Our apologies to both John Adams and Oscar Meyer, but on July 4, Nathan's Famous leads the way for A-M-E-R-I-C-A. The contest has become not only an annual event but, after collecting thematically appropriate sponsors like Pepto-Bismol and a multiyear TV deal, it's become an anticipated one as well.
Maybe that's because competitive eating is a decidedly American spectacle that just HAD to originate here, between our mountains majesty and fruited plan (we'll ignore the waves of grain due to everyone's recent gluten allergies).
Other countries have found ways to explore their own excesses: spindly skyscrapers that stretch to ridiculous heights or climate-controlled indoor ski resorts or diamond-encrusted monarchs who wave demurely as they're driven from palace to palace. We Super-Size it. We unleash the StrasBurger. We put self-serve cotton candy machines in chain restaurants. We will out-eat you, rest of the world, so back away from the table and just let us finish.
The flat-out indulgence has to be part of the contest's watchability, the reason an expected 30,000 will stand at the corner of Surf and Stillwell to watch grown men try to suppress their gag reflexes. Last year's midday broadcast was the most-watched Nathan's contest yet; just under 2 million viewers watched Chestnut scarf 62 dogs, roughly the same size audience as each of the Euro 2012 semifinal matches.
So why do we tune in, pausing between lighting bottle rockets and squirting lighter fluid to watch an officially sanctioned version of the first crime scene from "Se7en"? Because it's a competition that involves eating, our most basic of needs.
"The only sport more fundamental than competitive eating is competitive breathing," Major League Eating president George Shea said. "And that's dangerous because it can cause hyperventilation."
We may never decipher an R.A. Dickey knuckleball or throw a tight Tom Brady spiral (although we can probably do an OK Rex Grossman) but we can all shove some meat byproducts into our open mouths, right?

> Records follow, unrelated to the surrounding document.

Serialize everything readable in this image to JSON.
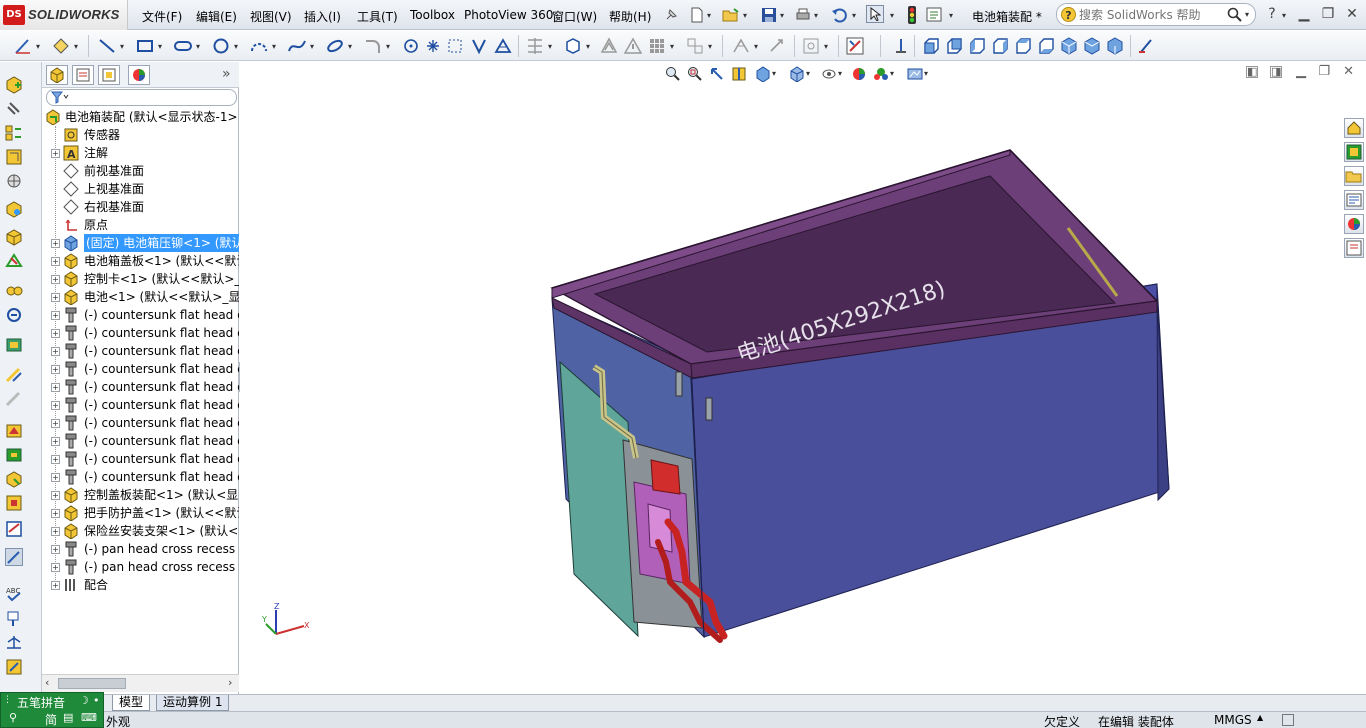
{
  "app": {
    "logo_badge": "DS",
    "logo_text": "SOLIDWORKS"
  },
  "menu": [
    "文件(F)",
    "编辑(E)",
    "视图(V)",
    "插入(I)",
    "工具(T)",
    "Toolbox",
    "PhotoView 360",
    "窗口(W)",
    "帮助(H)"
  ],
  "document_title": "电池箱装配 *",
  "help_search": {
    "placeholder": "搜索 SolidWorks 帮助",
    "question_icon": "?"
  },
  "feature_tree": {
    "root": "电池箱装配 (默认<显示状态-1>",
    "items": [
      {
        "label": "传感器",
        "icon": "sensor-icon",
        "expandable": false
      },
      {
        "label": "注解",
        "icon": "annotation-icon",
        "expandable": true
      },
      {
        "label": "前视基准面",
        "icon": "plane-icon",
        "expandable": false
      },
      {
        "label": "上视基准面",
        "icon": "plane-icon",
        "expandable": false
      },
      {
        "label": "右视基准面",
        "icon": "plane-icon",
        "expandable": false
      },
      {
        "label": "原点",
        "icon": "origin-icon",
        "expandable": false
      },
      {
        "label": "(固定) 电池箱压铆<1> (默认",
        "icon": "part-icon",
        "expandable": true,
        "selected": true
      },
      {
        "label": "电池箱盖板<1> (默认<<默认",
        "icon": "assembly-icon",
        "expandable": true
      },
      {
        "label": "控制卡<1> (默认<<默认>_",
        "icon": "assembly-icon",
        "expandable": true
      },
      {
        "label": "电池<1> (默认<<默认>_显",
        "icon": "assembly-icon",
        "expandable": true
      },
      {
        "label": "(-) countersunk flat head c",
        "icon": "screw-icon",
        "expandable": true
      },
      {
        "label": "(-) countersunk flat head c",
        "icon": "screw-icon",
        "expandable": true
      },
      {
        "label": "(-) countersunk flat head c",
        "icon": "screw-icon",
        "expandable": true
      },
      {
        "label": "(-) countersunk flat head c",
        "icon": "screw-icon",
        "expandable": true
      },
      {
        "label": "(-) countersunk flat head c",
        "icon": "screw-icon",
        "expandable": true
      },
      {
        "label": "(-) countersunk flat head c",
        "icon": "screw-icon",
        "expandable": true
      },
      {
        "label": "(-) countersunk flat head c",
        "icon": "screw-icon",
        "expandable": true
      },
      {
        "label": "(-) countersunk flat head c",
        "icon": "screw-icon",
        "expandable": true
      },
      {
        "label": "(-) countersunk flat head c",
        "icon": "screw-icon",
        "expandable": true
      },
      {
        "label": "(-) countersunk flat head c",
        "icon": "screw-icon",
        "expandable": true
      },
      {
        "label": "控制盖板装配<1> (默认<显",
        "icon": "assembly-icon",
        "expandable": true
      },
      {
        "label": "把手防护盖<1> (默认<<默认",
        "icon": "assembly-icon",
        "expandable": true
      },
      {
        "label": "保险丝安装支架<1> (默认<",
        "icon": "assembly-icon",
        "expandable": true
      },
      {
        "label": "(-) pan head cross recess",
        "icon": "screw-icon",
        "expandable": true
      },
      {
        "label": "(-) pan head cross recess",
        "icon": "screw-icon",
        "expandable": true
      },
      {
        "label": "配合",
        "icon": "mates-icon",
        "expandable": true
      }
    ]
  },
  "model_label": "电池(405X292X218)",
  "triad": {
    "x": "X",
    "y": "Y",
    "z": "Z"
  },
  "bottom_tabs": [
    "模型",
    "运动算例 1"
  ],
  "status": {
    "left": "外观",
    "underdefined": "欠定义",
    "editing": "在编辑 装配体",
    "units": "MMGS"
  },
  "ime": {
    "name": "五笔拼音",
    "mode": "简"
  },
  "colors": {
    "accent": "#3399ff",
    "box_body": "#4a4f9c",
    "lid": "#6d3f78",
    "panel": "#5fa59a",
    "cable": "#d22a2a"
  }
}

What might be the sport's biggest appeal is also its biggest misconception. "In our opinion, average eaters have as much chance of ingesting 50 hot dogs in 12 minutes as executing a triple axel on the ice or running a 4-minute mile," researchers wrote in the "American Journal of Roentgenology," which is the science of radiation and also a word I just looked up.

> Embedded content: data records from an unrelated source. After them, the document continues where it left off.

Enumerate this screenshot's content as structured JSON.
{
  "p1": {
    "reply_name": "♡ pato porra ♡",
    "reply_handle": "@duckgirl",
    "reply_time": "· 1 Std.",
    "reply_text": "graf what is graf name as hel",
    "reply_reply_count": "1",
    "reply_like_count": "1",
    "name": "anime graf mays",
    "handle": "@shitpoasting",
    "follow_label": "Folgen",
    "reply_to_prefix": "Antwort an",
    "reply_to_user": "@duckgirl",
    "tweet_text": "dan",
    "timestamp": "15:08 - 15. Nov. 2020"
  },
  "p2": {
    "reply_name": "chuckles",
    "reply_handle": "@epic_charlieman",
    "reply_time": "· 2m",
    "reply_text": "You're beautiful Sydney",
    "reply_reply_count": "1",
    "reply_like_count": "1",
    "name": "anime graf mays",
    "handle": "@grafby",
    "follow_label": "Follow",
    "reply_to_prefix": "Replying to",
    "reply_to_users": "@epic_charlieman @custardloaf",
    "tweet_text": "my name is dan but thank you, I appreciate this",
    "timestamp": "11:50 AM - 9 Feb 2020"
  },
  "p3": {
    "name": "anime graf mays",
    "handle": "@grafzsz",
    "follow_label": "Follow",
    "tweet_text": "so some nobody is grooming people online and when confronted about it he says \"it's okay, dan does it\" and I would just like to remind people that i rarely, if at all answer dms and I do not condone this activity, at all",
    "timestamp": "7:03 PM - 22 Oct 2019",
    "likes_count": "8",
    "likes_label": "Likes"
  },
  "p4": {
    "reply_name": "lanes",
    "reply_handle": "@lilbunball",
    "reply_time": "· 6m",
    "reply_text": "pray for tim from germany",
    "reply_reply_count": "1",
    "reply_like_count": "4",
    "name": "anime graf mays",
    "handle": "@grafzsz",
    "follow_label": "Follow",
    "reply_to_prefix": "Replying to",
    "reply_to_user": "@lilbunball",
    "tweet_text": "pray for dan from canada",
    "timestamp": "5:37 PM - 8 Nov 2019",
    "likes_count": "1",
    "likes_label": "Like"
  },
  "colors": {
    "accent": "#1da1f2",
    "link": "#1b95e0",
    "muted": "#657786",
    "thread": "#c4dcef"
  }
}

But the logo of Major League Eating still reflects the sport's everymouth attitude. It's not (allegedly) a Harmon Killebrew-shaped silhouette or Jerry West's shadow. It's a nondescript hand clutching a fork in an 'I'm going to stab you if you steal a single fry" gesture that could be any one of us.

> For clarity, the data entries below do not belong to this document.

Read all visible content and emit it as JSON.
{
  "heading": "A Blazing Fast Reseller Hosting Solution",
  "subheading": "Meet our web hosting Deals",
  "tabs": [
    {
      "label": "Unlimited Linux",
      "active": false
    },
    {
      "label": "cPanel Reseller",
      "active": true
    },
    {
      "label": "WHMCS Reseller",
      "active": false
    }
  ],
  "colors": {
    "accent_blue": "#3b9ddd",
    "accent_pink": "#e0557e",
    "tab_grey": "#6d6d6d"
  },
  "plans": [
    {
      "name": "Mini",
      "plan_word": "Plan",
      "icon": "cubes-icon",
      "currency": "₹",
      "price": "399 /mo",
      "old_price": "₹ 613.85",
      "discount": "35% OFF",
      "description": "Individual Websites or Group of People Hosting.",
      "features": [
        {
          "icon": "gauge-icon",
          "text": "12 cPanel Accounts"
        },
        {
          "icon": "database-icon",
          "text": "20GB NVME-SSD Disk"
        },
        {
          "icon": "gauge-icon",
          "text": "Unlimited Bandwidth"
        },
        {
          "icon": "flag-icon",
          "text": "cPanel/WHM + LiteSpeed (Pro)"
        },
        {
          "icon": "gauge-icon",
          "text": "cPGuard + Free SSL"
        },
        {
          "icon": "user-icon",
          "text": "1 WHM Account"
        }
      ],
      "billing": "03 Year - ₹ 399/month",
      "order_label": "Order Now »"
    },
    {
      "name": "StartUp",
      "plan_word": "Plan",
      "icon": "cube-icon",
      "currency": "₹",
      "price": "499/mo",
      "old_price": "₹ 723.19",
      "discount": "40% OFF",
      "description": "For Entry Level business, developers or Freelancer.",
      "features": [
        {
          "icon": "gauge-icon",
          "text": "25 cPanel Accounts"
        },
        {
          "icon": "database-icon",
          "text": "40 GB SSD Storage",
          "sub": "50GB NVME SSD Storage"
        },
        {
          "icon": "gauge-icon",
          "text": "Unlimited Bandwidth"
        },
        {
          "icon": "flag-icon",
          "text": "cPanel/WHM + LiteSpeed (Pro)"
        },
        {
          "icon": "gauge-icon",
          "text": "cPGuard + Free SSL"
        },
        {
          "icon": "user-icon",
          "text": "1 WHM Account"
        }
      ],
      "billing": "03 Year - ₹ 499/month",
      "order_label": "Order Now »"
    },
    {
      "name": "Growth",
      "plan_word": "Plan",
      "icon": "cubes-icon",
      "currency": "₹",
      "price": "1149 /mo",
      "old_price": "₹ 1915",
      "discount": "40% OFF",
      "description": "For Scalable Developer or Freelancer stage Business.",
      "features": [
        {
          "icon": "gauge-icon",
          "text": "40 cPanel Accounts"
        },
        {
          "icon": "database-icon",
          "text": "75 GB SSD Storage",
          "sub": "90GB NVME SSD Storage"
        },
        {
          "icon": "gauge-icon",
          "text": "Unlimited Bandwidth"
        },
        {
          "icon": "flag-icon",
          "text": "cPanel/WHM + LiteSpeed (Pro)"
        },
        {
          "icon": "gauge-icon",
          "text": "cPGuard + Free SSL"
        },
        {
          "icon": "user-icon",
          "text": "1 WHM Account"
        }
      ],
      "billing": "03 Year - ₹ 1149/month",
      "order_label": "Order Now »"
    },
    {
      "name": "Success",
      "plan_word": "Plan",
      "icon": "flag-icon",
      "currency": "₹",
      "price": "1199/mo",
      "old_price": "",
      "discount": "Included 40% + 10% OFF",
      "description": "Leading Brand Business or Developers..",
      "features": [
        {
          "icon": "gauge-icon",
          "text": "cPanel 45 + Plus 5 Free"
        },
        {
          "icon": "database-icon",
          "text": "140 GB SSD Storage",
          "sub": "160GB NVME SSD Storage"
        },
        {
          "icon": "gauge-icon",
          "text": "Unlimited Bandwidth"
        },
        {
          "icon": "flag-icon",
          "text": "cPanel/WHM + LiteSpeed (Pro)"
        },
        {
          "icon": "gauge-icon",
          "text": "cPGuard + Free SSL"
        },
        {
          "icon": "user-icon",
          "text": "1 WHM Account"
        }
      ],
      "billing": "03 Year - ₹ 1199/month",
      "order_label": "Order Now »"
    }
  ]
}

(This isn't eating's first beef. Major League Eating itself is opposed by the All Pro Eating circuit, essentially the Arena League of inhaling food. Run by a guy named 'Coondog,' All Pro is based around "Picnic Style" rules that don't allow the water dunking techniques that will leave the Nathan's stage splattered with one more fluid.)
The Crif Dog Classic, if successful, could bring new dimensions (and new distensions) to the annual sport. Would the Crif and Nathan's winners eventually face off in a SummerSlam-style eatoff to be crowned King of the Nitrates? Based on how restrictive MLE is to their competitors-which led to Kobayashi's expulsion in the first place-it's doubtful.
But who knows what could happen if the Crif Dog Classic starts chewing at Nathan's audience. Those crowds have been faithful not because they have to, but because where else are they going to watch adults sweat profusely while they have lunch, other than Paula Deen's house?
"I don't consider [starting a new tournament] being very brave," Kobayashi said. "There are many others before me who have also stood up for what they believe in competitive eating."
Standing up for what you believe in. Now that's a sentiment worth celebrating on the Fourth of July, whether you're in Brooklyn or in Coney Island, standing on Chestnut Street or beside Joey Chestnut. Just make sure you have plenty of napkins.
Jelisa Castrodale has learned a lot about life by making a mess of her own. Read more at jelisacastrodale.com, follow her on twitter at http://twitter.com/#!/gordonshumway, or contact her at firstname.lastname@example.org